This is now the second year I have had to deal with this. Of course, the easy solution would be to take it back to court. But, the decision was already made by the Judge. How do we proceed?
Your description of the situation leads to the conclusion that the mother’s conduct will not change without court intervention. The law of your state will dictate the process for enforcement or modification of the court order setting the visitation. The preparation for a court review may require your daughter to be interviewed by an attorney appointed to represent her (sometimes referred to as a child’s representative or a guardian ad litem), a court appoint psychologist, or even the judge to allow for a determination of the situation free from the direct influence of the mother. You should consult a qualified family law attorney in your state to review your legal options.
Richard Coffee is a Litigation Manager in the Belleville Illinois office of Cordell & Cordell. He is an experienced divorce attorney whose practice is devoted to domestic litigation.

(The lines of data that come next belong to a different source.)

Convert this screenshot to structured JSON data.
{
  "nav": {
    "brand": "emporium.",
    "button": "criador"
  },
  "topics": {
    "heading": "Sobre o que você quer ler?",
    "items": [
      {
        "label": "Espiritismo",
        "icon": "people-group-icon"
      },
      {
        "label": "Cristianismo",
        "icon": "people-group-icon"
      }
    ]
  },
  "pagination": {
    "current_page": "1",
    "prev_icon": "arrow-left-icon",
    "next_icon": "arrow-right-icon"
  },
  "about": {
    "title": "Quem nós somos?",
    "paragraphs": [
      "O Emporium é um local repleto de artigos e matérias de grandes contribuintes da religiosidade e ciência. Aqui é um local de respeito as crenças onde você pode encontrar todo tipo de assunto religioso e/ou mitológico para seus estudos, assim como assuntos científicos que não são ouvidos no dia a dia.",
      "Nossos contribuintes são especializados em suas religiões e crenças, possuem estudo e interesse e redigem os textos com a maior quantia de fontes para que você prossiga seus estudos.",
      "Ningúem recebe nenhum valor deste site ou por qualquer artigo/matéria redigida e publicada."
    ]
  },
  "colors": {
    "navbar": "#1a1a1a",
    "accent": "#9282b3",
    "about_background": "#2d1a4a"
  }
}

He is licensed in the State of Illinois and is admitted to practice law in the U.S. District Courts for Northern, Central and Southern Illinois.
Mr. Coffee has extensive domestic litigation trial experience representing clients in courts throughout Illinois on all aspects of domestic litigation, including the representation of clients who are current or retired military personnel with issues under the Soldiers and Sailors Civil Relief Act and the Uniformed Services Former Spouses’ Protection Act, clients involved in state court jurisdictional disputes due to the relocation of one or both parties from or to Illinois, and clients with government or private pension benefit valuation and division issues.